From the entries below, copy every line where the string "public" appears.

Material supplied:
^^^^

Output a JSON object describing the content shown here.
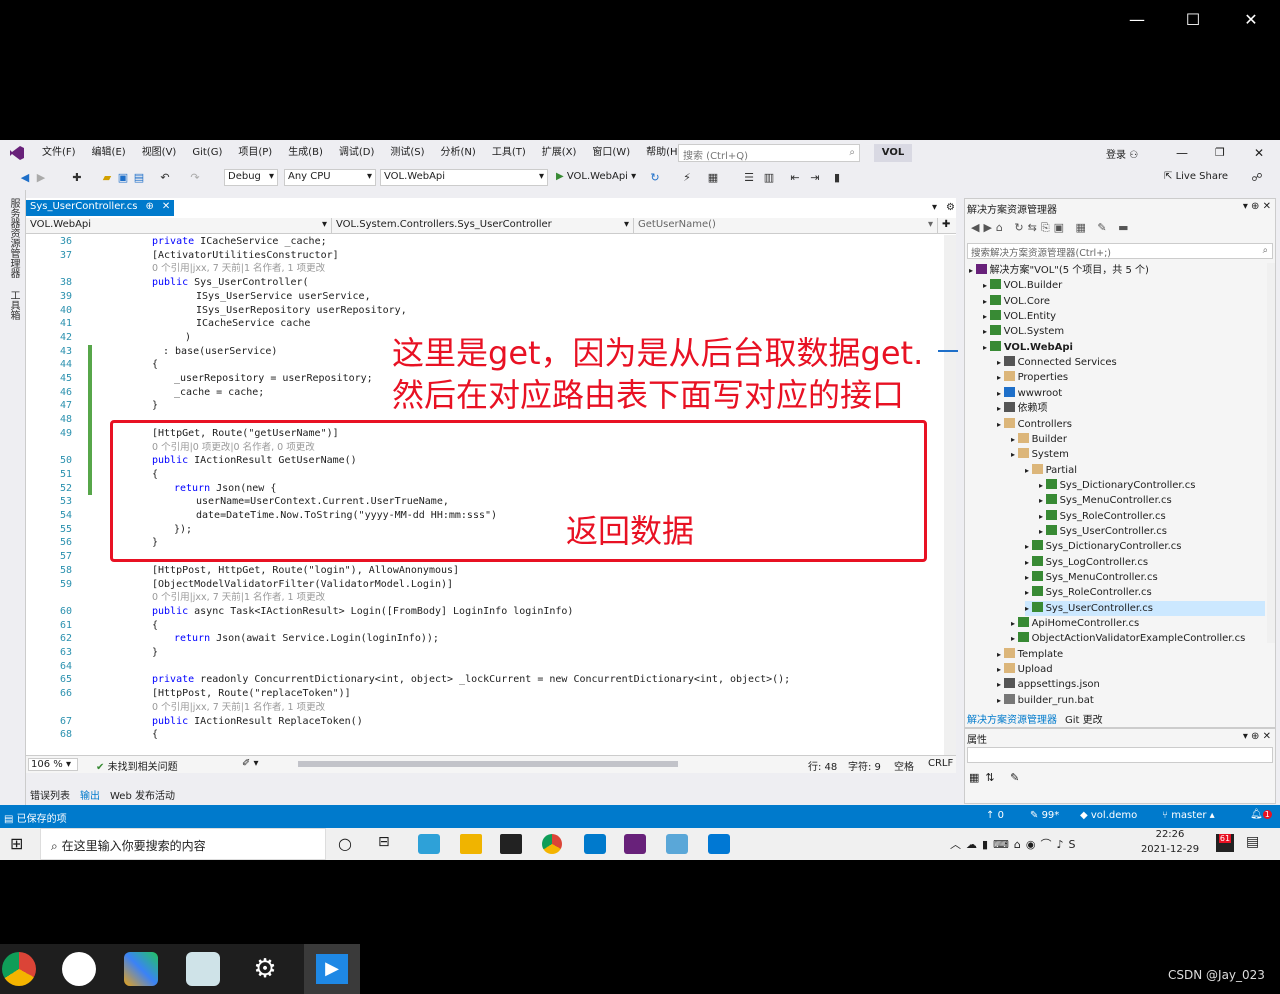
{
  "menu": [
    "文件(F)",
    "编辑(E)",
    "视图(V)",
    "Git(G)",
    "项目(P)",
    "生成(B)",
    "调试(D)",
    "测试(S)",
    "分析(N)",
    "工具(T)",
    "扩展(X)",
    "窗口(W)",
    "帮助(H)"
  ],
  "search_placeholder": "搜索 (Ctrl+Q)",
  "solution_short": "VOL",
  "login_label": "登录",
  "toolbar": {
    "config": "Debug",
    "platform": "Any CPU",
    "startup": "VOL.WebApi",
    "run": "VOL.WebApi",
    "live_share": "Live Share"
  },
  "left_tabs": [
    "服务器资源管理器",
    "工具箱"
  ],
  "doc_tab": {
    "name": "Sys_UserController.cs",
    "pin": "⊕",
    "close": "✕"
  },
  "nav": {
    "project": "VOL.WebApi",
    "class": "VOL.System.Controllers.Sys_UserController",
    "member": "GetUserName()"
  },
  "code_lines": [
    {
      "n": "36",
      "t": "private ICacheService _cache;",
      "i": 0
    },
    {
      "n": "37",
      "t": "[ActivatorUtilitiesConstructor]",
      "i": 0
    },
    {
      "n": "",
      "t": "0 个引用|jxx, 7 天前|1 名作者, 1 项更改",
      "i": 0,
      "hint": true
    },
    {
      "n": "38",
      "t": "public Sys_UserController(",
      "i": 0
    },
    {
      "n": "39",
      "t": "ISys_UserService userService,",
      "i": 4
    },
    {
      "n": "40",
      "t": "ISys_UserRepository userRepository,",
      "i": 4
    },
    {
      "n": "41",
      "t": "ICacheService cache",
      "i": 4
    },
    {
      "n": "42",
      "t": ")",
      "i": 3
    },
    {
      "n": "43",
      "t": ": base(userService)",
      "i": 1
    },
    {
      "n": "44",
      "t": "{",
      "i": 0
    },
    {
      "n": "45",
      "t": "_userRepository = userRepository;",
      "i": 2
    },
    {
      "n": "46",
      "t": "_cache = cache;",
      "i": 2
    },
    {
      "n": "47",
      "t": "}",
      "i": 0
    },
    {
      "n": "48",
      "t": "",
      "i": 0
    },
    {
      "n": "49",
      "t": "[HttpGet, Route(\"getUserName\")]",
      "i": 0
    },
    {
      "n": "",
      "t": "0 个引用|0 项更改|0 名作者, 0 项更改",
      "i": 0,
      "hint": true
    },
    {
      "n": "50",
      "t": "public IActionResult GetUserName()",
      "i": 0
    },
    {
      "n": "51",
      "t": "{",
      "i": 0
    },
    {
      "n": "52",
      "t": "return Json(new {",
      "i": 2
    },
    {
      "n": "53",
      "t": "userName=UserContext.Current.UserTrueName,",
      "i": 4
    },
    {
      "n": "54",
      "t": "date=DateTime.Now.ToString(\"yyyy-MM-dd HH:mm:sss\")",
      "i": 4
    },
    {
      "n": "55",
      "t": "});",
      "i": 2
    },
    {
      "n": "56",
      "t": "}",
      "i": 0
    },
    {
      "n": "57",
      "t": "",
      "i": 0
    },
    {
      "n": "58",
      "t": "[HttpPost, HttpGet, Route(\"login\"), AllowAnonymous]",
      "i": 0
    },
    {
      "n": "59",
      "t": "[ObjectModelValidatorFilter(ValidatorModel.Login)]",
      "i": 0
    },
    {
      "n": "",
      "t": "0 个引用|jxx, 7 天前|1 名作者, 1 项更改",
      "i": 0,
      "hint": true
    },
    {
      "n": "60",
      "t": "public async Task<IActionResult> Login([FromBody] LoginInfo loginInfo)",
      "i": 0
    },
    {
      "n": "61",
      "t": "{",
      "i": 0
    },
    {
      "n": "62",
      "t": "return Json(await Service.Login(loginInfo));",
      "i": 2
    },
    {
      "n": "63",
      "t": "}",
      "i": 0
    },
    {
      "n": "64",
      "t": "",
      "i": 0
    },
    {
      "n": "65",
      "t": "private readonly ConcurrentDictionary<int, object> _lockCurrent = new ConcurrentDictionary<int, object>();",
      "i": 0
    },
    {
      "n": "66",
      "t": "[HttpPost, Route(\"replaceToken\")]",
      "i": 0
    },
    {
      "n": "",
      "t": "0 个引用|jxx, 7 天前|1 名作者, 1 项更改",
      "i": 0,
      "hint": true
    },
    {
      "n": "67",
      "t": "public IActionResult ReplaceToken()",
      "i": 0
    },
    {
      "n": "68",
      "t": "{",
      "i": 0
    }
  ],
  "annotations": {
    "line1": "这里是get，因为是从后台取数据get.",
    "line2": "然后在对应路由表下面写对应的接口",
    "return_data": "返回数据"
  },
  "editor_status": {
    "zoom": "106 %",
    "issues": "未找到相关问题",
    "line": "行: 48",
    "col": "字符: 9",
    "spaces": "空格",
    "eol": "CRLF"
  },
  "bottom_tabs": [
    "错误列表",
    "输出",
    "Web 发布活动"
  ],
  "solution_explorer": {
    "title": "解决方案资源管理器",
    "search": "搜索解决方案资源管理器(Ctrl+;)",
    "items": [
      {
        "label": "解决方案\"VOL\"(5 个项目，共 5 个)",
        "indent": 0,
        "icon": "solution-icon"
      },
      {
        "label": "VOL.Builder",
        "indent": 1,
        "icon": "project-icon"
      },
      {
        "label": "VOL.Core",
        "indent": 1,
        "icon": "project-icon"
      },
      {
        "label": "VOL.Entity",
        "indent": 1,
        "icon": "project-icon"
      },
      {
        "label": "VOL.System",
        "indent": 1,
        "icon": "project-icon"
      },
      {
        "label": "VOL.WebApi",
        "indent": 1,
        "icon": "project-icon",
        "bold": true
      },
      {
        "label": "Connected Services",
        "indent": 2,
        "icon": "connected-icon"
      },
      {
        "label": "Properties",
        "indent": 2,
        "icon": "folder-icon"
      },
      {
        "label": "wwwroot",
        "indent": 2,
        "icon": "globe-icon"
      },
      {
        "label": "依赖项",
        "indent": 2,
        "icon": "dependency-icon"
      },
      {
        "label": "Controllers",
        "indent": 2,
        "icon": "folder-icon"
      },
      {
        "label": "Builder",
        "indent": 3,
        "icon": "folder-icon"
      },
      {
        "label": "System",
        "indent": 3,
        "icon": "folder-icon"
      },
      {
        "label": "Partial",
        "indent": 4,
        "icon": "folder-icon"
      },
      {
        "label": "Sys_DictionaryController.cs",
        "indent": 5,
        "icon": "cs-file-icon"
      },
      {
        "label": "Sys_MenuController.cs",
        "indent": 5,
        "icon": "cs-file-icon"
      },
      {
        "label": "Sys_RoleController.cs",
        "indent": 5,
        "icon": "cs-file-icon"
      },
      {
        "label": "Sys_UserController.cs",
        "indent": 5,
        "icon": "cs-file-icon"
      },
      {
        "label": "Sys_DictionaryController.cs",
        "indent": 4,
        "icon": "cs-file-icon"
      },
      {
        "label": "Sys_LogController.cs",
        "indent": 4,
        "icon": "cs-file-icon"
      },
      {
        "label": "Sys_MenuController.cs",
        "indent": 4,
        "icon": "cs-file-icon"
      },
      {
        "label": "Sys_RoleController.cs",
        "indent": 4,
        "icon": "cs-file-icon"
      },
      {
        "label": "Sys_UserController.cs",
        "indent": 4,
        "icon": "cs-file-icon",
        "selected": true
      },
      {
        "label": "ApiHomeController.cs",
        "indent": 3,
        "icon": "cs-file-icon"
      },
      {
        "label": "ObjectActionValidatorExampleController.cs",
        "indent": 3,
        "icon": "cs-file-icon"
      },
      {
        "label": "Template",
        "indent": 2,
        "icon": "folder-icon"
      },
      {
        "label": "Upload",
        "indent": 2,
        "icon": "folder-icon"
      },
      {
        "label": "appsettings.json",
        "indent": 2,
        "icon": "json-icon"
      },
      {
        "label": "builder_run.bat",
        "indent": 2,
        "icon": "file-icon"
      }
    ],
    "tabs": [
      "解决方案资源管理器",
      "Git 更改"
    ]
  },
  "properties_title": "属性",
  "statusbar": {
    "saved": "已保存的项",
    "errors": "0",
    "arrows": "99*",
    "repo": "vol.demo",
    "branch": "master",
    "notif": "1"
  },
  "taskbar": {
    "search": "在这里输入你要搜索的内容",
    "time": "22:26",
    "date": "2021-12-29",
    "badge": "61"
  },
  "watermark": "CSDN @Jay_023",
  "colors": {
    "accent": "#007acc",
    "annotation": "#e81123",
    "selection": "#cce8ff"
  }
}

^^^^

Task solution:
      "t": "public Sys_UserController(",
      "t": "public IActionResult GetUserName()",
      "t": "public async Task<IActionResult> Login([FromBody] LoginInfo loginInfo)",
      "t": "public IActionResult ReplaceToken()",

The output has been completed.